START INFORMATION SUPPLIED

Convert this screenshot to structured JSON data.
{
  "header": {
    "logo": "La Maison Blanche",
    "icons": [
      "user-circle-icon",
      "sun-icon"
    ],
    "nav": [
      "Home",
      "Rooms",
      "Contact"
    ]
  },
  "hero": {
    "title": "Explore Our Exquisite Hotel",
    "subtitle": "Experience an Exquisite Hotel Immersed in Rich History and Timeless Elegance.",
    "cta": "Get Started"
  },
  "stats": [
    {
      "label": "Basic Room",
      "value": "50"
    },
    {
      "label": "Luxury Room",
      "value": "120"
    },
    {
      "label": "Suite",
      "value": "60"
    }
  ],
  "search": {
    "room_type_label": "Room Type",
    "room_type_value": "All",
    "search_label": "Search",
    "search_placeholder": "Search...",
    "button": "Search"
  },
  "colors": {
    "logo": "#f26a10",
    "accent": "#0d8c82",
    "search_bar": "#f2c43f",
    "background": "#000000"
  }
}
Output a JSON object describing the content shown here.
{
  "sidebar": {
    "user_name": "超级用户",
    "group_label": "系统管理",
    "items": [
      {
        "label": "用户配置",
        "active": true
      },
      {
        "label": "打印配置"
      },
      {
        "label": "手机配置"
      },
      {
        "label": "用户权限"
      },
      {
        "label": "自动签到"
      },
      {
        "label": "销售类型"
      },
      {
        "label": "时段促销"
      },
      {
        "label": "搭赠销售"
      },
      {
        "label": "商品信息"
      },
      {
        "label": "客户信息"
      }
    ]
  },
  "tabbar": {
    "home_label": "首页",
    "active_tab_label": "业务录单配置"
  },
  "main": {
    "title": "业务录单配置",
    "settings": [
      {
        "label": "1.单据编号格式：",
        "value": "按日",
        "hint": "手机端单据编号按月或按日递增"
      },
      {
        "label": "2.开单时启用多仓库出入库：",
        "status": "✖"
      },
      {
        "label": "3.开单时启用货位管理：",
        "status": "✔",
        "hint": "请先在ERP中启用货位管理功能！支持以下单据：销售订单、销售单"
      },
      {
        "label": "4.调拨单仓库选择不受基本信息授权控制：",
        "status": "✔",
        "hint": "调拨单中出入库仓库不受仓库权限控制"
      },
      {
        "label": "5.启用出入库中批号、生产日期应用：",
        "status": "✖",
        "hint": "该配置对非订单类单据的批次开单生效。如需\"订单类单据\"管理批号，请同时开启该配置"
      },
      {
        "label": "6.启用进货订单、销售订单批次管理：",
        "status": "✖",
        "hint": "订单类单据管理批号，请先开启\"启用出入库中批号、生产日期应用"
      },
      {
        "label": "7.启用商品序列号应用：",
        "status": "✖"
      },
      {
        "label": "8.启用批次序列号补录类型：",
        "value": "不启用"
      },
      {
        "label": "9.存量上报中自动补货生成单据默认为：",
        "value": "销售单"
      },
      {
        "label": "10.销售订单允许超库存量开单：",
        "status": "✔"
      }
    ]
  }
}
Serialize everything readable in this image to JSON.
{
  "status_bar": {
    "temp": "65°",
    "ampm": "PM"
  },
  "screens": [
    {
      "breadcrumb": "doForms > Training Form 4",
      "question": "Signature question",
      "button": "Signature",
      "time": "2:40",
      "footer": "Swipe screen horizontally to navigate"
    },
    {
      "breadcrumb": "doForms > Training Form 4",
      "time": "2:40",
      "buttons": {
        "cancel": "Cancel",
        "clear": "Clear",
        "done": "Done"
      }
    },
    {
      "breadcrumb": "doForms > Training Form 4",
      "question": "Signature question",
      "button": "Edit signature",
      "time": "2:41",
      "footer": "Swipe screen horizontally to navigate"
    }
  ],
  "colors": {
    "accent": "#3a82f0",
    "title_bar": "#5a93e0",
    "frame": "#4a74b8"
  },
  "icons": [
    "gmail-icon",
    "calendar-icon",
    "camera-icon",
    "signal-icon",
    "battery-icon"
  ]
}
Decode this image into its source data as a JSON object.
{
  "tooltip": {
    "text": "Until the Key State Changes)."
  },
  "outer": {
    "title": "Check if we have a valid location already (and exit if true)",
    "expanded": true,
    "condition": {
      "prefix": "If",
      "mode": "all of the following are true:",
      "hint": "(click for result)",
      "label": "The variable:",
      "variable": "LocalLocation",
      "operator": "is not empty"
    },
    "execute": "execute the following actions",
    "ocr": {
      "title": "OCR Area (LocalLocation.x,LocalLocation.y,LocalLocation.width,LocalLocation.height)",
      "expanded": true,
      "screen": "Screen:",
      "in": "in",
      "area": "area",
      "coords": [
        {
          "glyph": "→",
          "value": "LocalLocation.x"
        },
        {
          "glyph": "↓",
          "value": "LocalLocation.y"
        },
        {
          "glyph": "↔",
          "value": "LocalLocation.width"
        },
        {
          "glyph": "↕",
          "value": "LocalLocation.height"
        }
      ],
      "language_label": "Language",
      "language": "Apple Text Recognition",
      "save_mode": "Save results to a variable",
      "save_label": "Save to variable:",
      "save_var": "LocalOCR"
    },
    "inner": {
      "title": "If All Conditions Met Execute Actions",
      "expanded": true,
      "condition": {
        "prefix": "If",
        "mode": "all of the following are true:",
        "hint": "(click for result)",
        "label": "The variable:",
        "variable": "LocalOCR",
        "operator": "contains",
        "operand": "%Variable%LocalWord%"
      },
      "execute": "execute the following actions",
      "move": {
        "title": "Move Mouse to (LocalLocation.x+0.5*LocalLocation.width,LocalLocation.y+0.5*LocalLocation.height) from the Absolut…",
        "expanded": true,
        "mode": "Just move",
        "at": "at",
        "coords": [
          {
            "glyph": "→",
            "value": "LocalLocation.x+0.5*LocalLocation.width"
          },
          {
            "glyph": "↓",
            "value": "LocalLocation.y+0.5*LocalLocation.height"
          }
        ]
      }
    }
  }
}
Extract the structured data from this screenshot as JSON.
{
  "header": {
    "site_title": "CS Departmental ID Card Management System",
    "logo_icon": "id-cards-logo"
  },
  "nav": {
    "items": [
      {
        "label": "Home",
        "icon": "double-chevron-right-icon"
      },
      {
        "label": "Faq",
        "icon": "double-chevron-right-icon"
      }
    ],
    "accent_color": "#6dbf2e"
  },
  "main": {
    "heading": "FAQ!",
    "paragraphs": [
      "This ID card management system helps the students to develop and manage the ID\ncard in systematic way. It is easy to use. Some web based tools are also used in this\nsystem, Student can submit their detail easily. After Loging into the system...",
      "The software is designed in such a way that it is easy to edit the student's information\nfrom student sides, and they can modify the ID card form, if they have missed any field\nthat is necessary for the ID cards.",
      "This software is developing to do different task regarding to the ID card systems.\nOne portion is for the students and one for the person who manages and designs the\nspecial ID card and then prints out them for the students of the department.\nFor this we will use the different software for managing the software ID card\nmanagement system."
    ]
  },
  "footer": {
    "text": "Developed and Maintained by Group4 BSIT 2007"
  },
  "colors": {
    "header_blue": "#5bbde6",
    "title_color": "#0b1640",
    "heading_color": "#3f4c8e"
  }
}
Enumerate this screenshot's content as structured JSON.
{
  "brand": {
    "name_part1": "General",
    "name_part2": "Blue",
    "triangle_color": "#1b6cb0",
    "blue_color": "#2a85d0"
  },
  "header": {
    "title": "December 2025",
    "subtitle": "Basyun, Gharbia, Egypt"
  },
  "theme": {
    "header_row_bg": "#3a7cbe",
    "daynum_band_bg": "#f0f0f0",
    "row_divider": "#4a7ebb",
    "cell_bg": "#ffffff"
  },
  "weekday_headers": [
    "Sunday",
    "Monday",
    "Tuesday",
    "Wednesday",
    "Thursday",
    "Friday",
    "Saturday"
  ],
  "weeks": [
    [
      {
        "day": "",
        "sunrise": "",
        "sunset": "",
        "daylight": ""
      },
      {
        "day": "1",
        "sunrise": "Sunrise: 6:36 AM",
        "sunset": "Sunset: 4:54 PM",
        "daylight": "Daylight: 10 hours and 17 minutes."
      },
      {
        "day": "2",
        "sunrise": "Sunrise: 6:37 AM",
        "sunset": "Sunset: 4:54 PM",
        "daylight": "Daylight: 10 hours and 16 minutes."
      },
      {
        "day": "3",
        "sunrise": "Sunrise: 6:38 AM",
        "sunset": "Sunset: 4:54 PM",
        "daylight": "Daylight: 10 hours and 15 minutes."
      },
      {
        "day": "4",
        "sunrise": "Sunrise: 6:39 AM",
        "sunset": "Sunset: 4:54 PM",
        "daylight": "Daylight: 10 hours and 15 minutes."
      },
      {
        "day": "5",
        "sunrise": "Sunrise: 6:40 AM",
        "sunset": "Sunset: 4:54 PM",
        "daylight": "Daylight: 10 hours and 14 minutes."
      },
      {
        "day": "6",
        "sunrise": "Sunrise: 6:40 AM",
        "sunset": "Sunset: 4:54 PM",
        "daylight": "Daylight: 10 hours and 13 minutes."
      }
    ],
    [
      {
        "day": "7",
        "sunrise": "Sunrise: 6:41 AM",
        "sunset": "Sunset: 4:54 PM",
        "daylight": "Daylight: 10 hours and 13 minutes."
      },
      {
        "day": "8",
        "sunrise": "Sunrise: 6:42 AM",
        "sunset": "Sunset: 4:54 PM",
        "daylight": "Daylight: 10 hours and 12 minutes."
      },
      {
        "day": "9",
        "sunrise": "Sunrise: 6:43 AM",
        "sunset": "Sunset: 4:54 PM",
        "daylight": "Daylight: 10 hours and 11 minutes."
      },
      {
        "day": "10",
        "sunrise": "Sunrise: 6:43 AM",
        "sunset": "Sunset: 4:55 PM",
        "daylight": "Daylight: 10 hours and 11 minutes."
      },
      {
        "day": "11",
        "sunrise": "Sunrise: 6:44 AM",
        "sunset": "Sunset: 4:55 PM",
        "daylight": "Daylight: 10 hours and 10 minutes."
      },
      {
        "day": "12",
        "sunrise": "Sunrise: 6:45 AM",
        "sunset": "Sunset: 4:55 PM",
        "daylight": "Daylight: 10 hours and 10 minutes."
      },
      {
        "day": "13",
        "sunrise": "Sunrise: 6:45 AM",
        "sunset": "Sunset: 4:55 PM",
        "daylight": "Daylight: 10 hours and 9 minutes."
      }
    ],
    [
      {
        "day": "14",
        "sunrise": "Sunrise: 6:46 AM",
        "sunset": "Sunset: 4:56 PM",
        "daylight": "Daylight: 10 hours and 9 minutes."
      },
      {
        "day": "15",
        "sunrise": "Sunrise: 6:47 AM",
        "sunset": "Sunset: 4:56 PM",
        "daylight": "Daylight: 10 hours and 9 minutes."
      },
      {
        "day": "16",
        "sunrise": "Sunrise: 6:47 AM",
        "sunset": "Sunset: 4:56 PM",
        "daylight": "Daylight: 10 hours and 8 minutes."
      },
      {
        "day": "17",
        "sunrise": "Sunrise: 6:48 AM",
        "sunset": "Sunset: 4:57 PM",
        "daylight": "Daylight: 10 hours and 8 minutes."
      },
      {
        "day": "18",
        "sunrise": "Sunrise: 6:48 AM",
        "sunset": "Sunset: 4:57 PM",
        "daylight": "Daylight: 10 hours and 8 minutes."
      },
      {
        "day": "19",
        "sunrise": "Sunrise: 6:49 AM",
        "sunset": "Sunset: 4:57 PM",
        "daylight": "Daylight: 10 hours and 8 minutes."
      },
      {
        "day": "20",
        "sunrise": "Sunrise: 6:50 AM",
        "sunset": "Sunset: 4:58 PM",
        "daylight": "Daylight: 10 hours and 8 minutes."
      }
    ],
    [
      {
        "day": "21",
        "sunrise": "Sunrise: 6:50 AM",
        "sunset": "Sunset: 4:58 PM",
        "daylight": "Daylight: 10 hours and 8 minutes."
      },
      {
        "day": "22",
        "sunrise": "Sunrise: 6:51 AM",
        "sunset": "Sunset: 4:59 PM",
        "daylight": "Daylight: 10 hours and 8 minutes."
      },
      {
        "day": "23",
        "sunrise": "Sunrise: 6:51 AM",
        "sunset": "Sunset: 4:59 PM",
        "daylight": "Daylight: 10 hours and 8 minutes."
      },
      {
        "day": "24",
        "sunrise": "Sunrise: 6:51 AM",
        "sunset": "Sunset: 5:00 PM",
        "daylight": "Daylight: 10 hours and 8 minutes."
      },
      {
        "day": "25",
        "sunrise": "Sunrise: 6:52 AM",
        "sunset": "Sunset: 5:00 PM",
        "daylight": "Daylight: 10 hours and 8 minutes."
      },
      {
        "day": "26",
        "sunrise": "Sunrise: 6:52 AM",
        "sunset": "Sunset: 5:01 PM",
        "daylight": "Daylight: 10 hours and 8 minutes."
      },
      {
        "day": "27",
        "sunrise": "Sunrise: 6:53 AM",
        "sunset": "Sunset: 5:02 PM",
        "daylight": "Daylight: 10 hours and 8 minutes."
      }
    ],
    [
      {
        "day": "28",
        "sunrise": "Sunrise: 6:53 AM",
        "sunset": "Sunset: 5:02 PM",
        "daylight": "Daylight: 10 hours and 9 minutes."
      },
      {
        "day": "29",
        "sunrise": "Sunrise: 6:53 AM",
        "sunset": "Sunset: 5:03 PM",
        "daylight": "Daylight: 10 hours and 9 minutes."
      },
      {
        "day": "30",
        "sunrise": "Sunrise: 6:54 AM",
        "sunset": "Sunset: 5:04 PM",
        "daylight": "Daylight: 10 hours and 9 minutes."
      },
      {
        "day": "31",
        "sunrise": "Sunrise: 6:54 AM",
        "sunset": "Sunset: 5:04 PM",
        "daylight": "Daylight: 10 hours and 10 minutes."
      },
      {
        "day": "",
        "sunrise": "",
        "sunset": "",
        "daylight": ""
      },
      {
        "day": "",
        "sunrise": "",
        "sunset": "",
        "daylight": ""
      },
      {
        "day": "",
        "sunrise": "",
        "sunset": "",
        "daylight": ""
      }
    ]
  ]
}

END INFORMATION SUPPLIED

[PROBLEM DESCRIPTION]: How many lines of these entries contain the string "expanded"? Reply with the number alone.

[SOLUTION TO THIS TASK]: 4